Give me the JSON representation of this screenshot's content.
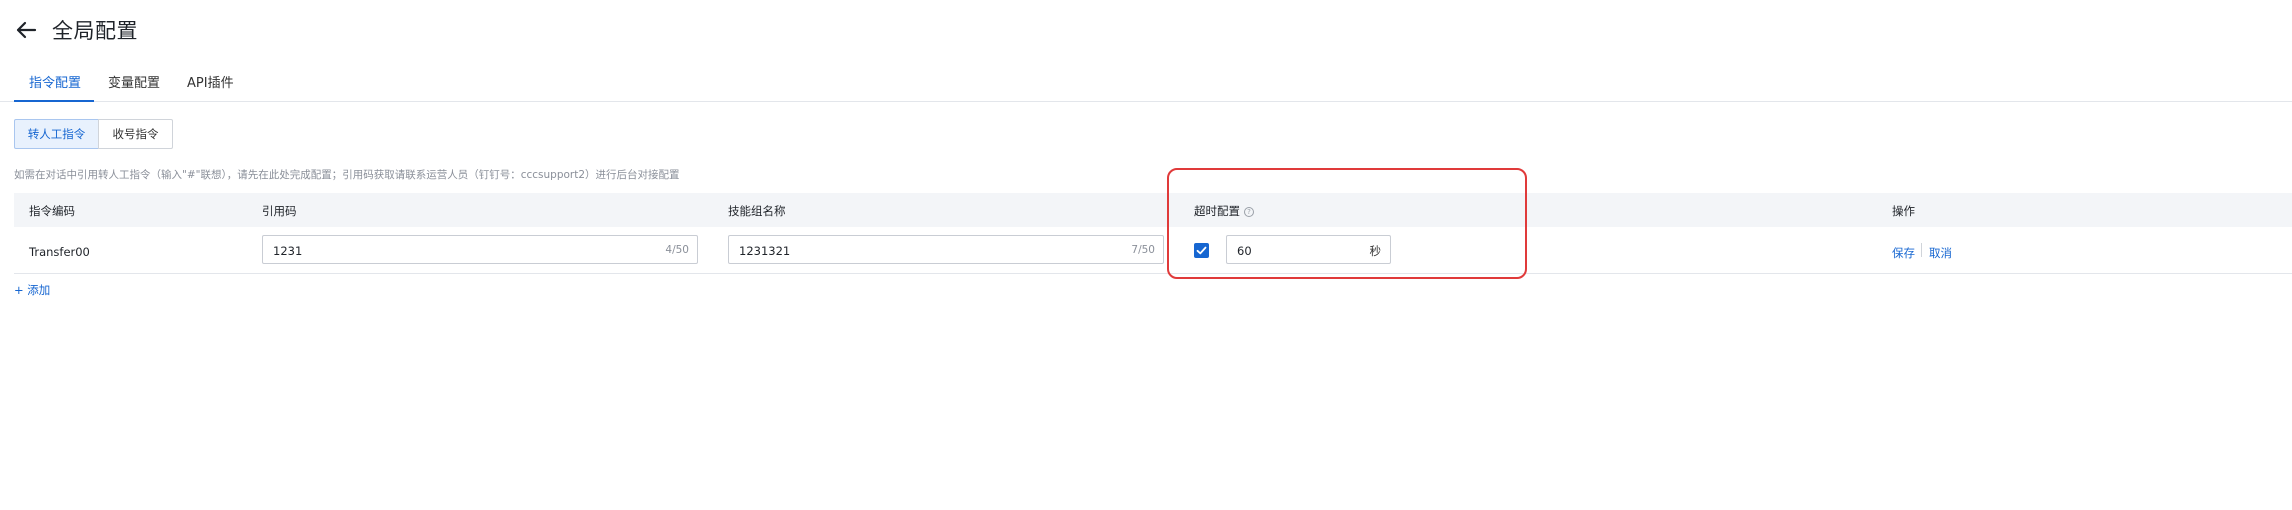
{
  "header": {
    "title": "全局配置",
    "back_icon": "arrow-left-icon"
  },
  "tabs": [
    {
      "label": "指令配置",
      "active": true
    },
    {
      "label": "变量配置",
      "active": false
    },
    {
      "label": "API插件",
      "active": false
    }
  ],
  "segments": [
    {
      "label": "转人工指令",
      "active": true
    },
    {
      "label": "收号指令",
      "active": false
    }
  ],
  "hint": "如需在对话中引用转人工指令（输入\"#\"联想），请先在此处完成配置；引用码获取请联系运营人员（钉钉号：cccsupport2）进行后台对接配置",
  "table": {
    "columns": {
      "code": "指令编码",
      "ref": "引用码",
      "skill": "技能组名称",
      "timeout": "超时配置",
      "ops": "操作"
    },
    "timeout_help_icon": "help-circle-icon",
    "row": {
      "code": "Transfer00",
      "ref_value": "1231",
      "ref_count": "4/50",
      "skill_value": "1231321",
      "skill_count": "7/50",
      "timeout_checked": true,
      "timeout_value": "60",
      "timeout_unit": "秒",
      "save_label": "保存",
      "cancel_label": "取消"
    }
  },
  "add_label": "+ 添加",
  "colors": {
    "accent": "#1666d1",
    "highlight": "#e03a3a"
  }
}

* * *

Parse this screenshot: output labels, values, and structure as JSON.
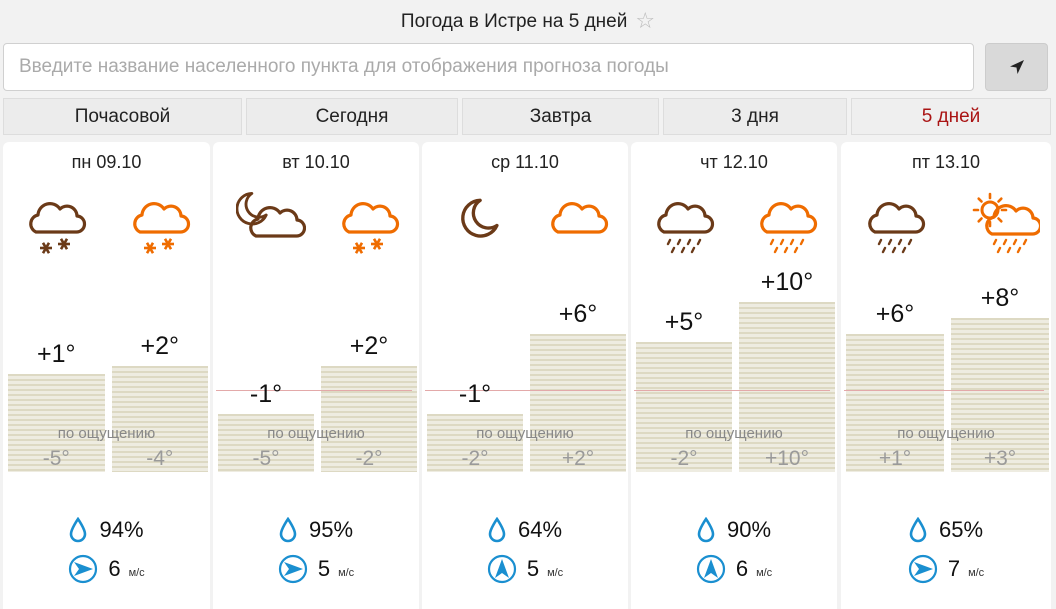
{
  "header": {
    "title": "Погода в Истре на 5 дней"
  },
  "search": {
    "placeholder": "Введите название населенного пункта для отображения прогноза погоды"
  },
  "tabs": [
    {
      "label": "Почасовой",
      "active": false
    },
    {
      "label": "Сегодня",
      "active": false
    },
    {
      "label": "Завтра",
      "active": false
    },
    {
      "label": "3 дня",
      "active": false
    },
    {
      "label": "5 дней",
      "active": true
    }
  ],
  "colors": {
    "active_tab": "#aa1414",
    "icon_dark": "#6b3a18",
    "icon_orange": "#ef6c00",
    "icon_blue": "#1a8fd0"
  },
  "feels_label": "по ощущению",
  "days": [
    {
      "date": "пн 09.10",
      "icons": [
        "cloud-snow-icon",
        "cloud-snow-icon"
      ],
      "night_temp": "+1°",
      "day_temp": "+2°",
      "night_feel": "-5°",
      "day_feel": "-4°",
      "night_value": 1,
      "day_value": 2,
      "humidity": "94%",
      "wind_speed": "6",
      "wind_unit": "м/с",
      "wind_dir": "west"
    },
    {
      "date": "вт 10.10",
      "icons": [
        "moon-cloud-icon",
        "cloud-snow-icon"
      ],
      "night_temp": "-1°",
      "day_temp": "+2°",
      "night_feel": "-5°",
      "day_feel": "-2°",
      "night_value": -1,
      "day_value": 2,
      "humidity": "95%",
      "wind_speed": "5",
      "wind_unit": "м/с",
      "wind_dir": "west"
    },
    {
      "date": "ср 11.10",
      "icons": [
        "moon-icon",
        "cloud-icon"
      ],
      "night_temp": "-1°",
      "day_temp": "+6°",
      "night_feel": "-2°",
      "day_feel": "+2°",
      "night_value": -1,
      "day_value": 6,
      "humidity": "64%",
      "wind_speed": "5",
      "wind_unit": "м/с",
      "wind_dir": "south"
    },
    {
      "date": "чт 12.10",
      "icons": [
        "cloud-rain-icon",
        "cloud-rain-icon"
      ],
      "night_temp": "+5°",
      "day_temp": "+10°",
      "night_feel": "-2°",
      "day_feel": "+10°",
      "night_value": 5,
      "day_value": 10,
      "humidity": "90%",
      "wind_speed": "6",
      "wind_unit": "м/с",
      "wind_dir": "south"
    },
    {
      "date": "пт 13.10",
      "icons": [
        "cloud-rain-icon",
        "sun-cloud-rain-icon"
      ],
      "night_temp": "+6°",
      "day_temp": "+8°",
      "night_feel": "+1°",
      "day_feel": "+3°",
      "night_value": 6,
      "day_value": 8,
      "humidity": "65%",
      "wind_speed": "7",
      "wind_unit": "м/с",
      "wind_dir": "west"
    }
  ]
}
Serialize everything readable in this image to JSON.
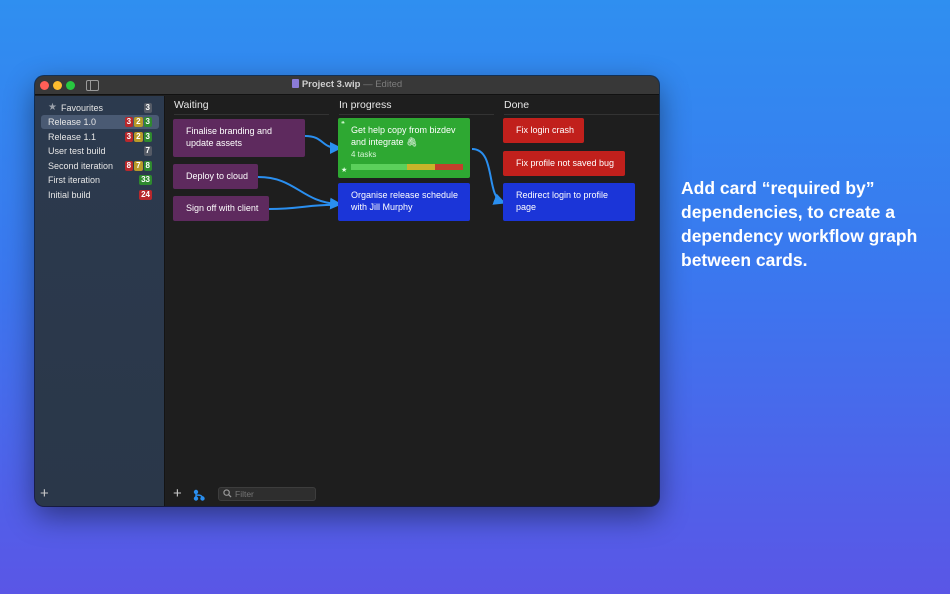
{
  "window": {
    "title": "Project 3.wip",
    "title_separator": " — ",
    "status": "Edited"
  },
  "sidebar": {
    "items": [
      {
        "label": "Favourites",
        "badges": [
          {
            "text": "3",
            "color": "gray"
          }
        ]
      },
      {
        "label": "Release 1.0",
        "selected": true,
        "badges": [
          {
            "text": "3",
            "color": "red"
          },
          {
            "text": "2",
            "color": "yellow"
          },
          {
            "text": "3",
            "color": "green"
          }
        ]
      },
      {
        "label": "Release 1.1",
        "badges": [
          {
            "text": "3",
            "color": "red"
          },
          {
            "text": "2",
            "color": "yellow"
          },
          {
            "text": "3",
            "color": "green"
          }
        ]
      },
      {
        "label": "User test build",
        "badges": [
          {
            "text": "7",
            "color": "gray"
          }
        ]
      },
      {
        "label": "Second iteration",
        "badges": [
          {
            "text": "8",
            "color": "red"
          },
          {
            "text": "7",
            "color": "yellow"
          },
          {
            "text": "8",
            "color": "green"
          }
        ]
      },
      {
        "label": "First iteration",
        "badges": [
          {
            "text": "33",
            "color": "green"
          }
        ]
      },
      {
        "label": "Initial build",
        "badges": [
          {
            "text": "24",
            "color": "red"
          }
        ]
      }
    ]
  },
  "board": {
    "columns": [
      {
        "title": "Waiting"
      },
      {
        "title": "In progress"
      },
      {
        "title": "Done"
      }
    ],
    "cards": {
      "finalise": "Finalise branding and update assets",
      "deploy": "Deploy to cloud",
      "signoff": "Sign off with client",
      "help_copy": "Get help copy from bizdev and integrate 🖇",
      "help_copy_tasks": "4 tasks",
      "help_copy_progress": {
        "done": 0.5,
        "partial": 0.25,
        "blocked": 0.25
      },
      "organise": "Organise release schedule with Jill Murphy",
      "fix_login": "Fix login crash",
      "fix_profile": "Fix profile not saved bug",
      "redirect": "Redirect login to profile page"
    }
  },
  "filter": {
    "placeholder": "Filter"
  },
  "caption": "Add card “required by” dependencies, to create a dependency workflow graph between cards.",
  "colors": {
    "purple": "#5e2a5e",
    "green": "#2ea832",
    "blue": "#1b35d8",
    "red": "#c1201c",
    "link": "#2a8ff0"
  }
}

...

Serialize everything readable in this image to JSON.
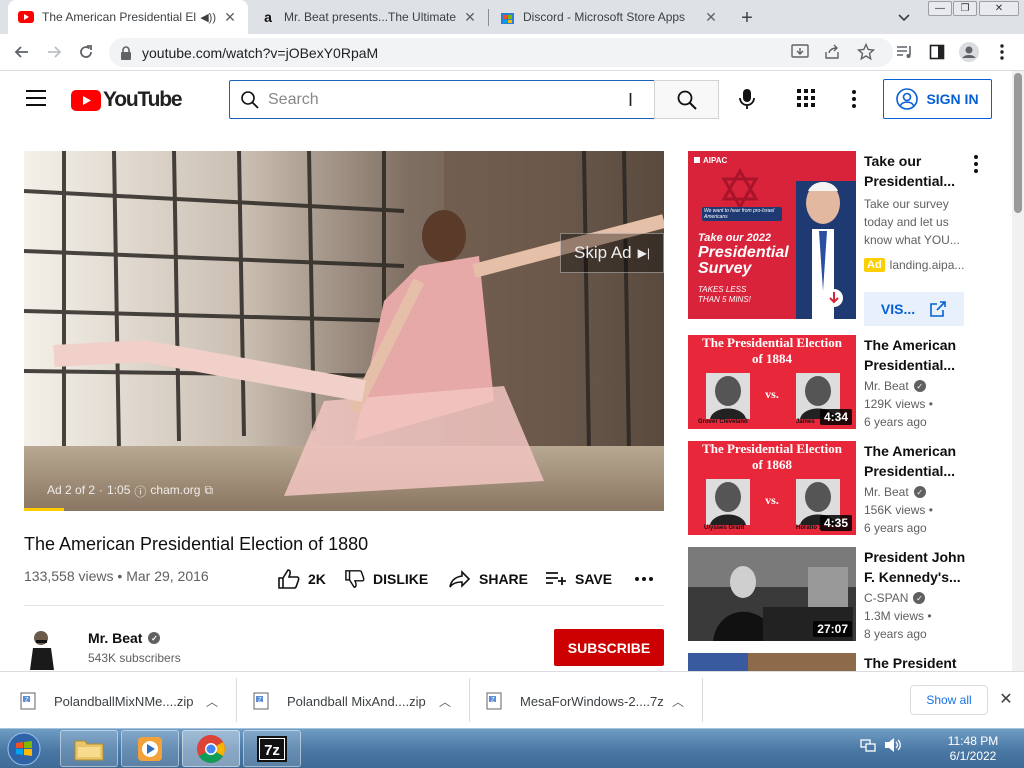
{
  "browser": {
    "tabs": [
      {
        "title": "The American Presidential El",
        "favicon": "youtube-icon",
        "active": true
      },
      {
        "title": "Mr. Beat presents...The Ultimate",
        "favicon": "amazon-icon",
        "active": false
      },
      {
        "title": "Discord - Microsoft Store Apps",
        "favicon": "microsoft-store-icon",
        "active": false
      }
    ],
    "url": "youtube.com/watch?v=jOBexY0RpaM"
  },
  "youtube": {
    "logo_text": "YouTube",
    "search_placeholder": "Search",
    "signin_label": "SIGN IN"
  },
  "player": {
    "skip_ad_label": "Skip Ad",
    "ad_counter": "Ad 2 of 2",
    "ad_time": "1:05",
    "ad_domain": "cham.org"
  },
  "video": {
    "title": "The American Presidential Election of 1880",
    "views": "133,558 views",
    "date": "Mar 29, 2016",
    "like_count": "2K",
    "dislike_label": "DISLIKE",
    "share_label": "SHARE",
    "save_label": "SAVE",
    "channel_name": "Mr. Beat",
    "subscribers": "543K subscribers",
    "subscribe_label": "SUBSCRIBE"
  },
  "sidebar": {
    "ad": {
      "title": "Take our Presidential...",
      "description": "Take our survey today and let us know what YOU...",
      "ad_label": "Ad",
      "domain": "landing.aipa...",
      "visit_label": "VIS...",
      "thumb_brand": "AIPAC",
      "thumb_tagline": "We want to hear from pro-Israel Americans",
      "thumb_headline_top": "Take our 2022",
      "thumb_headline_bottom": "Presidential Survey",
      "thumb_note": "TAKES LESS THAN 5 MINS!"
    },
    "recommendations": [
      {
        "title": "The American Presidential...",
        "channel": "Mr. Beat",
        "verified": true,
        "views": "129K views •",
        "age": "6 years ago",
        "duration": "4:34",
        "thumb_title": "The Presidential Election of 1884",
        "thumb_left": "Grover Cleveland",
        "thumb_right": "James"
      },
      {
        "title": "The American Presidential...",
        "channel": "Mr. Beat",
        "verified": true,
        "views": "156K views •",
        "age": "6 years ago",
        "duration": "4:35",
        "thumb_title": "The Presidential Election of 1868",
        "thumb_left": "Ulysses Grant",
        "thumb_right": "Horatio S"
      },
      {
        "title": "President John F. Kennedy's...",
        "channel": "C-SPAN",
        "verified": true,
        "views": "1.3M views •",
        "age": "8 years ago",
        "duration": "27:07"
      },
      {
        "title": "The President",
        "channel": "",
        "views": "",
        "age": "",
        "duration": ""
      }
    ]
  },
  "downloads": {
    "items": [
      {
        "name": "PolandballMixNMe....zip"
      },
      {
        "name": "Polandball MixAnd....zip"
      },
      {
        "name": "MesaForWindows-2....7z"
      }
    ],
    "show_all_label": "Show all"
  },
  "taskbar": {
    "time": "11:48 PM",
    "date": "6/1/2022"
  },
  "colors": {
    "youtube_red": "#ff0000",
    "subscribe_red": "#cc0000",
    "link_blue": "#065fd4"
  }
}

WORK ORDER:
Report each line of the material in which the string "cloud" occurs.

OUTPUT FOR THIS TASK:
        "cloud-snow-icon",
        "cloud-snow-icon"
        "moon-cloud-icon",
        "cloud-snow-icon"
        "cloud-icon"
        "cloud-rain-icon",
        "cloud-rain-icon"
        "cloud-rain-icon",
        "sun-cloud-rain-icon"
      "deploy": "Deploy to cloud",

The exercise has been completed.